This is by far the biggest annoyance with apps on the watch. More often then not, the screen turns off before the app finishes loading.

This article is about the podcast client I use every day. It is an amazing app, and is now much more worthwhile on the watch, too.

Students Fixing their Mistakes

Brad Gustafson:

An elementary student was empowered to help engineer a new joystick using our school’s 3D printer.  She worked with Mr. Hinnenkamp to create a tiny joystick sleeve that fit over the broken drone remote controls using a design program called Tinkercad.  Everything works as good as new now, and our students had the opportunity to experience authentic innovation and learner empowerment.

This is precisely why we feel it is critical to put students in the center of their learning (even if it means things get messy or broken every once in a while).  Kids have the capacity to innovate, engineer, think critically, and solve a myriad of real problems; they don’t require worksheets to do so!  All students deserve the opportunity to work with cutting-edge technology in a safe and supportive learning environment.  If the first time students have the opportunity to innovate and invent using real-world tools is high school or college, then we will have failed them.

When kids are at the center, they can be empowered to fix their mistakes and learn from them.


William Parker:

I guess the answers to those questions may depend on the teachers you ask. I would imagine many of them would speak to the intangibles that make teaching worth it. Like parenting, you don’t always show up because it’s required or even because you always like it; you do it because you believe it’s a calling.

Let’s shoot straight: it’s not easy to clean up spills on your classroom floor or break up a fight between angry boys and then turn right around and keep smiling while you teach essay writing, solve equations, or finish grading papers!

As always, thoughtful post from William Parker. Thank a teacher today.

Getting Feedback

Jennifer Gonzalez:

It’s possible that you think you’ve been asking for feedback, but you have been doing it in a way that isn’t producing results. Maybe you occasionally mention something general to your staff like, “Hey, if anyone ever has suggestions or feedback for me, just let me know.” Or in your start-of-the-year speech to the faculty, you mention that you have an open-door policy — teachers should feel free to talk to you any time they’re having a problem.

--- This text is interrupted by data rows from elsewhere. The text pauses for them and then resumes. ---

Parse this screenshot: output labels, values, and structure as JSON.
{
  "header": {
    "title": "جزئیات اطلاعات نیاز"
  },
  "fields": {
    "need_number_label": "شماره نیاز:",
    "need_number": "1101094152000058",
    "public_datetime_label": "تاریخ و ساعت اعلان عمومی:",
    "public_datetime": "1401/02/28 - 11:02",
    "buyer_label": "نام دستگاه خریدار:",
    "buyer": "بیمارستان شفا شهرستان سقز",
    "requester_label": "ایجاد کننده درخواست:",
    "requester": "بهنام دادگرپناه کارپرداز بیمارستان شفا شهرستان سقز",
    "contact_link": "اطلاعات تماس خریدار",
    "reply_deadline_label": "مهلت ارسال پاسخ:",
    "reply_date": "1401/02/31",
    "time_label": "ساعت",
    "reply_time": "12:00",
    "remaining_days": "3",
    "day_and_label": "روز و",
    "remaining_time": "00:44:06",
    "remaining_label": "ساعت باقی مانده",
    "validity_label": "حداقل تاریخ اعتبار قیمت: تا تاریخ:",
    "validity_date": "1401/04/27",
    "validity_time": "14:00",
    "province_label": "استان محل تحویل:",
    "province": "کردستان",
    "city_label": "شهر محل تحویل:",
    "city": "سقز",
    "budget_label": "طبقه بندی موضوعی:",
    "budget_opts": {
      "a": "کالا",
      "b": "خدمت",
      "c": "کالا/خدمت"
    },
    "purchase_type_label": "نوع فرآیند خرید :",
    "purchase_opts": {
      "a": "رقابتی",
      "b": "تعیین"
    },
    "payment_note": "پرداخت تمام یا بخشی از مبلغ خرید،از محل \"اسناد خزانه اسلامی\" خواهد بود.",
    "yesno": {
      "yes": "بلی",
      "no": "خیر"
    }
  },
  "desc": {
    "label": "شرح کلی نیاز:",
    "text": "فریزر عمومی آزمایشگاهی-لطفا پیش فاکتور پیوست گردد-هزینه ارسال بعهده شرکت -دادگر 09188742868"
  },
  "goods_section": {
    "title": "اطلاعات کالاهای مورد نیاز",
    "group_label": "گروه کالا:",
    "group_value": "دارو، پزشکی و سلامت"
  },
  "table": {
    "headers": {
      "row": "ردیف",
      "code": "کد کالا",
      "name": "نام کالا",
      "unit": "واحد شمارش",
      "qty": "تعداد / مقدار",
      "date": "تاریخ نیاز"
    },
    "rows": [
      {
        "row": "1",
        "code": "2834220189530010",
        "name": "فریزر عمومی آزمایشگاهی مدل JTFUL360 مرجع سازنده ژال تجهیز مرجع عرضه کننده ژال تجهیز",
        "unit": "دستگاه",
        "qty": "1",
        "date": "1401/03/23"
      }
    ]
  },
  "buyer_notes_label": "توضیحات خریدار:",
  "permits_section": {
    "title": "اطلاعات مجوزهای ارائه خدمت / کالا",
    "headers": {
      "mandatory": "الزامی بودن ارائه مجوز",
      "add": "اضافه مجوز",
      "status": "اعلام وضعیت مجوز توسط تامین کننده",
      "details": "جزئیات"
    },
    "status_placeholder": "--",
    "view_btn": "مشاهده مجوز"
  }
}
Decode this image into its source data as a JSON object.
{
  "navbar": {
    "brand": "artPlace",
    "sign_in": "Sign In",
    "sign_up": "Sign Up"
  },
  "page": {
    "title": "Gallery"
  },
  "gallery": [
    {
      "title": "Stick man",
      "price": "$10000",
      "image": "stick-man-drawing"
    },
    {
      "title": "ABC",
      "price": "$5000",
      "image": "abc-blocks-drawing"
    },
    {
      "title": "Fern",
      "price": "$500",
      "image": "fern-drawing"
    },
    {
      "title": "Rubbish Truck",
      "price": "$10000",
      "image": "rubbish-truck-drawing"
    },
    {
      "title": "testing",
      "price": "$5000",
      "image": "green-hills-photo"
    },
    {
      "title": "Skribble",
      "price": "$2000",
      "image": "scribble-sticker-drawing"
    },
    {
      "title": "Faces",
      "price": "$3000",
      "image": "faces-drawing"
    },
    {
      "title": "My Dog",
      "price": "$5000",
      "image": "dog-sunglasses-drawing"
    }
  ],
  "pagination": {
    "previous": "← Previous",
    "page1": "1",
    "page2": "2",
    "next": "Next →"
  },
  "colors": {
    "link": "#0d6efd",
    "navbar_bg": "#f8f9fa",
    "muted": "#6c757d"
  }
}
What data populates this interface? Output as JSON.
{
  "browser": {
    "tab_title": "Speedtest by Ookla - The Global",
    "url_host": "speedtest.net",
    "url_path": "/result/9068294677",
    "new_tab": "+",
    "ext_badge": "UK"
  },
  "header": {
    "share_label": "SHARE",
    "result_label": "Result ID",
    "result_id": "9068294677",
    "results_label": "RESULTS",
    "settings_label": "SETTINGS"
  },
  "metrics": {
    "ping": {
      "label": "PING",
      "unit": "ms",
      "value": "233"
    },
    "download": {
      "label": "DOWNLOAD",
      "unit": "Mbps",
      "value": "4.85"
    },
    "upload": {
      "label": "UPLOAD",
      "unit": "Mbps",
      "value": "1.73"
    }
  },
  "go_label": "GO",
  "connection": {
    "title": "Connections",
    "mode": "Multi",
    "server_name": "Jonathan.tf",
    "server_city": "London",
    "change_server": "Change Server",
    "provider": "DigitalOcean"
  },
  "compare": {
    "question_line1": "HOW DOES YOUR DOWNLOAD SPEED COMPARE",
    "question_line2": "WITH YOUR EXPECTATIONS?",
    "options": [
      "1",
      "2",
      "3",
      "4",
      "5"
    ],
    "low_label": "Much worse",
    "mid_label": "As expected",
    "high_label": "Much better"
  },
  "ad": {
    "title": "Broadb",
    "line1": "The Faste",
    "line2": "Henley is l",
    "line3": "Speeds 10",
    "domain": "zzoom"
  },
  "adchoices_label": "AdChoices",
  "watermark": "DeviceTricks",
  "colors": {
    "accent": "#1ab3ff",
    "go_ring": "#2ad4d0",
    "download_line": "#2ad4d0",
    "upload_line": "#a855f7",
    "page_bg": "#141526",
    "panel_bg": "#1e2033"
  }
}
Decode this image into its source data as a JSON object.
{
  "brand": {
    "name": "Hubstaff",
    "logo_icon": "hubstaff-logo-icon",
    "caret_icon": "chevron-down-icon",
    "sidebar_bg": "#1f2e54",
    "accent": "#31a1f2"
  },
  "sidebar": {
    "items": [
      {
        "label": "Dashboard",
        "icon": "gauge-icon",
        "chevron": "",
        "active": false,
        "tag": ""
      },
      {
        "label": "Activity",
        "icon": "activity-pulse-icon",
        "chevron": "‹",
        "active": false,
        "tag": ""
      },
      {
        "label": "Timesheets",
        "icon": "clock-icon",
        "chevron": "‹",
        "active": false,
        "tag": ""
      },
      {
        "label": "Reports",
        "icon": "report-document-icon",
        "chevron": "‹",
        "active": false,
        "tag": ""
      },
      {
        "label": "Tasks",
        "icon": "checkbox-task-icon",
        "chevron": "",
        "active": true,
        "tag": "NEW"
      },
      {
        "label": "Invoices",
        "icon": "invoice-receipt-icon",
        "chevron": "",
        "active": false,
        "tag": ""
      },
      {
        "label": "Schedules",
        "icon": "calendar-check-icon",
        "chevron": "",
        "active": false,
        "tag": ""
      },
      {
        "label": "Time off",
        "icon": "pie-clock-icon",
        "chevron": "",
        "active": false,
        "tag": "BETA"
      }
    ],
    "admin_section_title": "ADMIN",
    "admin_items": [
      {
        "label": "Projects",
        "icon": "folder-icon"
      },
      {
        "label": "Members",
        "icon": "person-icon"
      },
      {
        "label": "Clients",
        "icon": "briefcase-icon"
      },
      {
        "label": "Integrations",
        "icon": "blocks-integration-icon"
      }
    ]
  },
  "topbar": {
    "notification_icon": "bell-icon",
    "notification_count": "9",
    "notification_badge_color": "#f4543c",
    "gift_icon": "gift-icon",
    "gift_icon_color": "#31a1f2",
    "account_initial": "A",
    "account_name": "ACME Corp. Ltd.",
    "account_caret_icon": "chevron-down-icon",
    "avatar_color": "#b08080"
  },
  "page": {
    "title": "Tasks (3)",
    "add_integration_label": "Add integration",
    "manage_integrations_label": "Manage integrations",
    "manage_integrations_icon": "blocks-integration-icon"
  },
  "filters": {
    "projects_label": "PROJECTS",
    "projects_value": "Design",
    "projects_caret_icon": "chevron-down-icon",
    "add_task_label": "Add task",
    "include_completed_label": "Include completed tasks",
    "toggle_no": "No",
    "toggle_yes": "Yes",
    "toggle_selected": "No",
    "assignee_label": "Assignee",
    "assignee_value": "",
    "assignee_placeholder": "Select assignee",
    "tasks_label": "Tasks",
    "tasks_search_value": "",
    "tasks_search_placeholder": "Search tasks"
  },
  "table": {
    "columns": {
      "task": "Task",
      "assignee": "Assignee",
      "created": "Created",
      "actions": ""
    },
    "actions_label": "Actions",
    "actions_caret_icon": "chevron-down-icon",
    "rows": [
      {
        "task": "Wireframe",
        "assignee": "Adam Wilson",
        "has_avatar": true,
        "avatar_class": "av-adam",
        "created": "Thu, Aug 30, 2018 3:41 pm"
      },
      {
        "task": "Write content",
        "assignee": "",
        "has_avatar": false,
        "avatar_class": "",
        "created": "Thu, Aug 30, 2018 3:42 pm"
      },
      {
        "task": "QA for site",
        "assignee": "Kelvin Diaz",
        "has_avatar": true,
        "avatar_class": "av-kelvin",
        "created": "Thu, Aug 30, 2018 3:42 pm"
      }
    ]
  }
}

Asking for feedback is hard, but very vital. When people have concerns, it is so important that they are able to talk about it. I've asked teachers to give me feedback in the format that we use for my actual evaluation and teacher's evaluation. There is some power in anonymity, but that also leaves room for potshots. A very healthy system is needed for that anonymous system to work. There need to be high levels of trust going both ways.

I agree with Jennifer, in that you really need to go out of your way to get feedback, regardless of what you say at any given point. You really need to go out and give people a chance and method for giving feedback.